WHAT THE EXERCISE ASKS
Which lines of the entries below include "Article"? List them all.

━━━━━ DATASET ENTRIES ━━━━━

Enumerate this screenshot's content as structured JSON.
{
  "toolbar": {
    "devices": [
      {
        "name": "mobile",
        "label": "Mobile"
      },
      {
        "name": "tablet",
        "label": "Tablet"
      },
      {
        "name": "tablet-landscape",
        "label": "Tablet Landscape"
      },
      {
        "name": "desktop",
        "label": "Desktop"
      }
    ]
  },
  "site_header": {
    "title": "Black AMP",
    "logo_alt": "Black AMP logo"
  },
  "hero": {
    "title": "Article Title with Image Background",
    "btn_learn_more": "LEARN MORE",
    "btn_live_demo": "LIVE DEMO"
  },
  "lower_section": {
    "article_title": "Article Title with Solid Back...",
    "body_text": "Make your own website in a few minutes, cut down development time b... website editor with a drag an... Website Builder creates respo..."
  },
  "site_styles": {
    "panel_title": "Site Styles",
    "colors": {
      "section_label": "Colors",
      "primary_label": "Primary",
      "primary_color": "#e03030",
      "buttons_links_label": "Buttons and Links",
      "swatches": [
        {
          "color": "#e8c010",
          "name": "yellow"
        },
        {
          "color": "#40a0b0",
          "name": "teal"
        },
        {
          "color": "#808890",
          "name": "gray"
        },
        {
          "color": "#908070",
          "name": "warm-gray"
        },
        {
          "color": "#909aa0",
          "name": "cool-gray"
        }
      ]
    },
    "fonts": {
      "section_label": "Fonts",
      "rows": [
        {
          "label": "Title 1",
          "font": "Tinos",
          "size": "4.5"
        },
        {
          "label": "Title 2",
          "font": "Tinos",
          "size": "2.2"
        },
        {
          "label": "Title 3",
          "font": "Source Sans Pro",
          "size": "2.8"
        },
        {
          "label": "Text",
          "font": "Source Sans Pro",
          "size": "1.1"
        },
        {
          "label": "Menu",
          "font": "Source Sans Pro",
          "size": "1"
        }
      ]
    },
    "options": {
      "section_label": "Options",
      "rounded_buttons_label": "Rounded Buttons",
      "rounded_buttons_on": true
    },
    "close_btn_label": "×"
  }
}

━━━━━
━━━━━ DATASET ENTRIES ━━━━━

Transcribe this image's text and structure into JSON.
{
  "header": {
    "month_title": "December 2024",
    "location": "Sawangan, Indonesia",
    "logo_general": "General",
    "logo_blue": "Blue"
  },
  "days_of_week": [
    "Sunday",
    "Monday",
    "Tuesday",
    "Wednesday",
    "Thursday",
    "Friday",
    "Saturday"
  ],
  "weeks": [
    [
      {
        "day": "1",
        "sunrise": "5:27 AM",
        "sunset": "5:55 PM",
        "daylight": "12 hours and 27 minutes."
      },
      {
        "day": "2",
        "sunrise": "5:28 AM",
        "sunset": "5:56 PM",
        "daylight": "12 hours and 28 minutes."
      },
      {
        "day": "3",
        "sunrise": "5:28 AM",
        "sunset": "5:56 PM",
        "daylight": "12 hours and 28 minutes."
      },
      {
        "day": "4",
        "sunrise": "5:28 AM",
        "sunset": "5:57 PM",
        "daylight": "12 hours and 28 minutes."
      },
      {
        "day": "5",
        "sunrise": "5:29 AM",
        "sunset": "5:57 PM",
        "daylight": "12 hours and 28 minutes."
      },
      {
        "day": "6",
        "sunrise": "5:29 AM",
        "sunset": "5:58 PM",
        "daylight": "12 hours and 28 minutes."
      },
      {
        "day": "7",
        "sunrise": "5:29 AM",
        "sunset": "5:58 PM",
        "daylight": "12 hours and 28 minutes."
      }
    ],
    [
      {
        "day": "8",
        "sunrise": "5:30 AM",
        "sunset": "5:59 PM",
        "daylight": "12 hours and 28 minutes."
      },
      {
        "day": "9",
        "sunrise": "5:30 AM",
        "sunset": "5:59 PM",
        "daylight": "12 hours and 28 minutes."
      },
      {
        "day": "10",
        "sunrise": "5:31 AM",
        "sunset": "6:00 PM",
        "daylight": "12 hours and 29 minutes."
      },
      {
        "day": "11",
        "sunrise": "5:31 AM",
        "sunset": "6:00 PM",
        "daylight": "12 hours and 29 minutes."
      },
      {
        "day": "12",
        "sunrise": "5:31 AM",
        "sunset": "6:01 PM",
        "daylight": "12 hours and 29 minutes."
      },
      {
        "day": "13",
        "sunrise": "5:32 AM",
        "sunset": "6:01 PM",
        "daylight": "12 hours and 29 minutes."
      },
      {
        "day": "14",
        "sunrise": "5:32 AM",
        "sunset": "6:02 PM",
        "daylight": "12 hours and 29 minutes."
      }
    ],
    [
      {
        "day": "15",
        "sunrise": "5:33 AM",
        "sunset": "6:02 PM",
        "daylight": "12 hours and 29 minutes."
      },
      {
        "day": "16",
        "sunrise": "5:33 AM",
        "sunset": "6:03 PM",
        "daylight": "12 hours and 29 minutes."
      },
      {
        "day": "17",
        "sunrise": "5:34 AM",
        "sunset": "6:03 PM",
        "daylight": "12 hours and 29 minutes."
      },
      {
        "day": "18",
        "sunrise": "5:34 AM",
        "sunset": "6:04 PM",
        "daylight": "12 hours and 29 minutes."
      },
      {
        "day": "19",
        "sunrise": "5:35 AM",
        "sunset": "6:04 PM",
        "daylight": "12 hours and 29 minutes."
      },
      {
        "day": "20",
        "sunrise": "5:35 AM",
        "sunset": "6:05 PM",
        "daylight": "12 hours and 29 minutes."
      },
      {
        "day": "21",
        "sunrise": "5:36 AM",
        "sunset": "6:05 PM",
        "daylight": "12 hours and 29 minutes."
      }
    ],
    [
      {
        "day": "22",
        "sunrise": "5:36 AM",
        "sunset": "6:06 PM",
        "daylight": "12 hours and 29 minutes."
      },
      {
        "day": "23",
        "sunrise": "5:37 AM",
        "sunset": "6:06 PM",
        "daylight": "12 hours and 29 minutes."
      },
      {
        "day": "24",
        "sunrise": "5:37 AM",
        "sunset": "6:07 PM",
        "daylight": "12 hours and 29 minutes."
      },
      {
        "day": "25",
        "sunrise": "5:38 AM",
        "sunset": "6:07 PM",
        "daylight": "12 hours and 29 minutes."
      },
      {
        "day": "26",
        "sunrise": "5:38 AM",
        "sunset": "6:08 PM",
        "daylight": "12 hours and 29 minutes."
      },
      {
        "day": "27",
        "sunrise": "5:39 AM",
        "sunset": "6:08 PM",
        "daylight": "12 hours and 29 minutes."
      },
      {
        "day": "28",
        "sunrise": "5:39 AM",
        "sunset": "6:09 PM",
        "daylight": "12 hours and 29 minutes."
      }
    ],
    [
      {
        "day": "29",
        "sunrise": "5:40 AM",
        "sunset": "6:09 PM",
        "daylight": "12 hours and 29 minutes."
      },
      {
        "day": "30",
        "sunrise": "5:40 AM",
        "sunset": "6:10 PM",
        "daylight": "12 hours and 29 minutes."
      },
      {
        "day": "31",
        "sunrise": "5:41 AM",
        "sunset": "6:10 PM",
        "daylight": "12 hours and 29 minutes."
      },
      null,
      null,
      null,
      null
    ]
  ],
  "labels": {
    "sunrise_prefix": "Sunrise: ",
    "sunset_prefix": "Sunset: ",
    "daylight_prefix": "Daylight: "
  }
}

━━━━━
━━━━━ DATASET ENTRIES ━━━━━

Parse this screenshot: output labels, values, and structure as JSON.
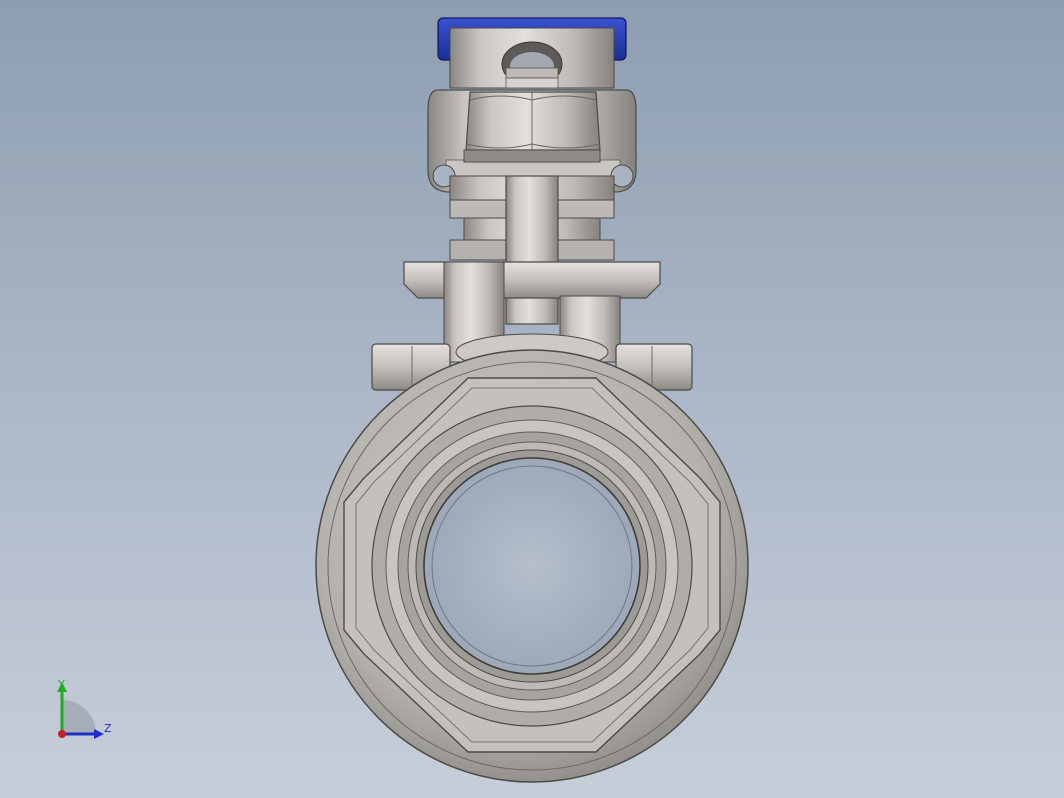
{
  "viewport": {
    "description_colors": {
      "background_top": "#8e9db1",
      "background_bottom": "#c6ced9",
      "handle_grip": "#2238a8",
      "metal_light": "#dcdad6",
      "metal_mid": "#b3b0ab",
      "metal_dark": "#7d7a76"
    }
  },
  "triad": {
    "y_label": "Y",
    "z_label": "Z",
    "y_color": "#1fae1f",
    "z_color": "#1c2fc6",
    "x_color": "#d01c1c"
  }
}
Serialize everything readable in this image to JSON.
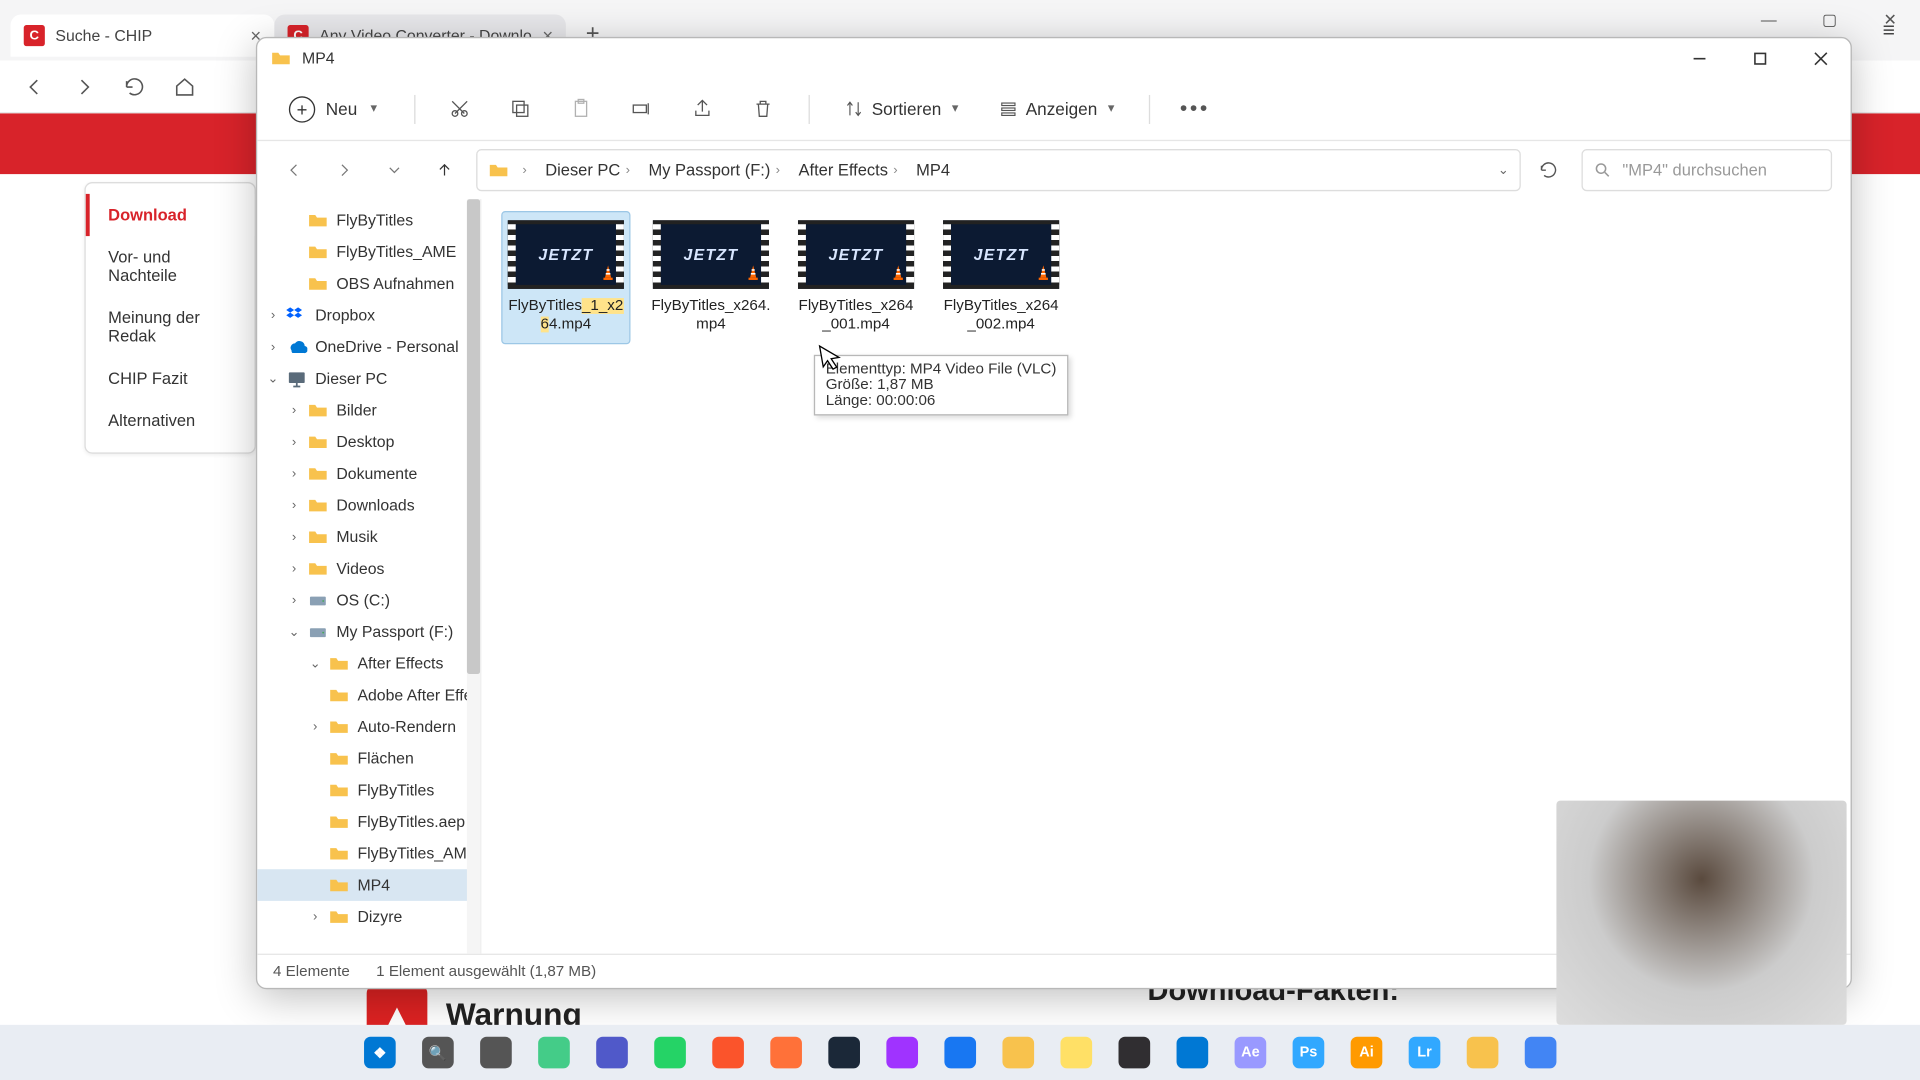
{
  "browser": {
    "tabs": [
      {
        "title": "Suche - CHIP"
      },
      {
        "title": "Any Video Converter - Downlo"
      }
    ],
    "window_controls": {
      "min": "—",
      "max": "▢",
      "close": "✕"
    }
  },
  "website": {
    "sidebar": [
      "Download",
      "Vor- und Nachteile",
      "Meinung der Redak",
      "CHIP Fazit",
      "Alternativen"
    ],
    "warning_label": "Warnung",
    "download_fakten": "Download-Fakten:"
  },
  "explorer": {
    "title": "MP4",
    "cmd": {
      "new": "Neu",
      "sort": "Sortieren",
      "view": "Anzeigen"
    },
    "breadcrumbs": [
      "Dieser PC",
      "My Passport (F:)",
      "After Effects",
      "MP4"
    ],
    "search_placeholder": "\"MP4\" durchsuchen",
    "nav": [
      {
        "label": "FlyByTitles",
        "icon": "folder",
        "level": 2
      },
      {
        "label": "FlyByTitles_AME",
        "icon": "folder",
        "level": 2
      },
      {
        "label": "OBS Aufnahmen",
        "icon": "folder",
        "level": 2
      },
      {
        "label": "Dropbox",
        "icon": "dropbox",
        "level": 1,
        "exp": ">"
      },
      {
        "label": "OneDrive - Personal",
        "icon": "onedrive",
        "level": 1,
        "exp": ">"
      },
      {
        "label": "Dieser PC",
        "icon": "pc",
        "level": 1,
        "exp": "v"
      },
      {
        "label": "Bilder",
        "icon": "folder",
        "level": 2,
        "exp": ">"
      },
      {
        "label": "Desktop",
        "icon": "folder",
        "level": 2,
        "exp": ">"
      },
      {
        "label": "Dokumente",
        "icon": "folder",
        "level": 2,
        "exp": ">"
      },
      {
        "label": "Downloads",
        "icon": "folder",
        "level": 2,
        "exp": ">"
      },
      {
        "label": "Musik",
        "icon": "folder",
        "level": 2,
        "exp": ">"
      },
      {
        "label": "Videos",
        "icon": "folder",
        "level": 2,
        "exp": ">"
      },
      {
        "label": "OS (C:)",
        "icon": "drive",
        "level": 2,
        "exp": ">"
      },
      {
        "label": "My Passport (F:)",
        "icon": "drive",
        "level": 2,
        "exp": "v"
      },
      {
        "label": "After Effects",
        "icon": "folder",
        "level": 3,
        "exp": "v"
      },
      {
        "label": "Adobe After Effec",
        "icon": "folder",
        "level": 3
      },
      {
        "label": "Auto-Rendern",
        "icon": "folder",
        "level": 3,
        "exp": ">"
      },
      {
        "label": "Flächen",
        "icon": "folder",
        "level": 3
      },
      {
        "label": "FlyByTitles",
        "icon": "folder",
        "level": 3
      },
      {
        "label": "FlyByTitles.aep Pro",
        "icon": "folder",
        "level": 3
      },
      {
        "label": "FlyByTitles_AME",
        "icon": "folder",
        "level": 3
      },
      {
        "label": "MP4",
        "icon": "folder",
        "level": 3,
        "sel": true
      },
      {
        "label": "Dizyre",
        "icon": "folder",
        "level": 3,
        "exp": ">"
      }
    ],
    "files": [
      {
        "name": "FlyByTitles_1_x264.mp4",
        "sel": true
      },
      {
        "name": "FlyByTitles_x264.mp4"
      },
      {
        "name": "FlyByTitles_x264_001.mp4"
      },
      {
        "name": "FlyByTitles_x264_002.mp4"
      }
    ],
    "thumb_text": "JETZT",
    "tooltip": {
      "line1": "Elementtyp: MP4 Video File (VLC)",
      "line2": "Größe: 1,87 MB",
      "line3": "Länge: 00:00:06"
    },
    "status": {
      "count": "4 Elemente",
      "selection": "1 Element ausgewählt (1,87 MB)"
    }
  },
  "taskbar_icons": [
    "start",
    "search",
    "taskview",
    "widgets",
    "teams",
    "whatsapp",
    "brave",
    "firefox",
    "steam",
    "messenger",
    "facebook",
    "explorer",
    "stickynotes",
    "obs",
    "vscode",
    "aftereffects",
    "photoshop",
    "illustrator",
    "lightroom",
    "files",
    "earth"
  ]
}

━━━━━

RESPONSE
    "title": "Article Title with Image Background",
    "article_title": "Article Title with Solid Back...",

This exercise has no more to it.